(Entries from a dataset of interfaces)
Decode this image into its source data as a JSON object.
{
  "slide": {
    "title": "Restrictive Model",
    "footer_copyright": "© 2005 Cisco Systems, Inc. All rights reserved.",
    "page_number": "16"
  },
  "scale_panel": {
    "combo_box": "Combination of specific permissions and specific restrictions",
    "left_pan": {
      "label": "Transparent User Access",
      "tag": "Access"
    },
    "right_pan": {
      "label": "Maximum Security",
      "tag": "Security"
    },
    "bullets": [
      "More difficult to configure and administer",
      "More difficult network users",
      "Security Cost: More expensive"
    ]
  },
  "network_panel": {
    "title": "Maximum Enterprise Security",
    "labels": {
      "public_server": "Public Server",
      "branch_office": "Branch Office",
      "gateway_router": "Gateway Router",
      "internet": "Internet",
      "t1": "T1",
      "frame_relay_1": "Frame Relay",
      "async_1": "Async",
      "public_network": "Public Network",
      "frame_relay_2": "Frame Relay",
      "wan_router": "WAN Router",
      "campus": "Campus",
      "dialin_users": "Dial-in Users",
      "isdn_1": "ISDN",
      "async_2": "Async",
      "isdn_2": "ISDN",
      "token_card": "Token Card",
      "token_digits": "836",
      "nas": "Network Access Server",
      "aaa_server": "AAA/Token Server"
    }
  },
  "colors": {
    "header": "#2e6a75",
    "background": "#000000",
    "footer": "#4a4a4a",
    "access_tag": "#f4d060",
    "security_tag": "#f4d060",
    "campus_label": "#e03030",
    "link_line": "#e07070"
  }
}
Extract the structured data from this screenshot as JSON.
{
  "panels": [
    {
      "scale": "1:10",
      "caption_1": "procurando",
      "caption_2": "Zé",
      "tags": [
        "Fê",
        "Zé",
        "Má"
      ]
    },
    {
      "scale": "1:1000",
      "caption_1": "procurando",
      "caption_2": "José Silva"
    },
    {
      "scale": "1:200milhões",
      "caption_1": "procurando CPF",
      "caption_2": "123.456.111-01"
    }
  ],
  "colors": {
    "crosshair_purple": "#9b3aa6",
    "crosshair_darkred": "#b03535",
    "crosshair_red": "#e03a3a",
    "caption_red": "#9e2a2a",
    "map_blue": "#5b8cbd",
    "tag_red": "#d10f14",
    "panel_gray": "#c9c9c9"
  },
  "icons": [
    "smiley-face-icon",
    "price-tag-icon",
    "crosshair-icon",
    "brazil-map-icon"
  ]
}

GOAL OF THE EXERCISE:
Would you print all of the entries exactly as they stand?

TASK RESPONSE:
Decode this image into its source data as a JSON object.
{
  "slide": {
    "title": "Restrictive Model",
    "footer_copyright": "© 2005 Cisco Systems, Inc. All rights reserved.",
    "page_number": "16"
  },
  "scale_panel": {
    "combo_box": "Combination of specific permissions and specific restrictions",
    "left_pan": {
      "label": "Transparent User Access",
      "tag": "Access"
    },
    "right_pan": {
      "label": "Maximum Security",
      "tag": "Security"
    },
    "bullets": [
      "More difficult to configure and administer",
      "More difficult network users",
      "Security Cost: More expensive"
    ]
  },
  "network_panel": {
    "title": "Maximum Enterprise Security",
    "labels": {
      "public_server": "Public Server",
      "branch_office": "Branch Office",
      "gateway_router": "Gateway Router",
      "internet": "Internet",
      "t1": "T1",
      "frame_relay_1": "Frame Relay",
      "async_1": "Async",
      "public_network": "Public Network",
      "frame_relay_2": "Frame Relay",
      "wan_router": "WAN Router",
      "campus": "Campus",
      "dialin_users": "Dial-in Users",
      "isdn_1": "ISDN",
      "async_2": "Async",
      "isdn_2": "ISDN",
      "token_card": "Token Card",
      "token_digits": "836",
      "nas": "Network Access Server",
      "aaa_server": "AAA/Token Server"
    }
  },
  "colors": {
    "header": "#2e6a75",
    "background": "#000000",
    "footer": "#4a4a4a",
    "access_tag": "#f4d060",
    "security_tag": "#f4d060",
    "campus_label": "#e03030",
    "link_line": "#e07070"
  }
}
Extract the structured data from this screenshot as JSON.
{
  "panels": [
    {
      "scale": "1:10",
      "caption_1": "procurando",
      "caption_2": "Zé",
      "tags": [
        "Fê",
        "Zé",
        "Má"
      ]
    },
    {
      "scale": "1:1000",
      "caption_1": "procurando",
      "caption_2": "José Silva"
    },
    {
      "scale": "1:200milhões",
      "caption_1": "procurando CPF",
      "caption_2": "123.456.111-01"
    }
  ],
  "colors": {
    "crosshair_purple": "#9b3aa6",
    "crosshair_darkred": "#b03535",
    "crosshair_red": "#e03a3a",
    "caption_red": "#9e2a2a",
    "map_blue": "#5b8cbd",
    "tag_red": "#d10f14",
    "panel_gray": "#c9c9c9"
  },
  "icons": [
    "smiley-face-icon",
    "price-tag-icon",
    "crosshair-icon",
    "brazil-map-icon"
  ]
}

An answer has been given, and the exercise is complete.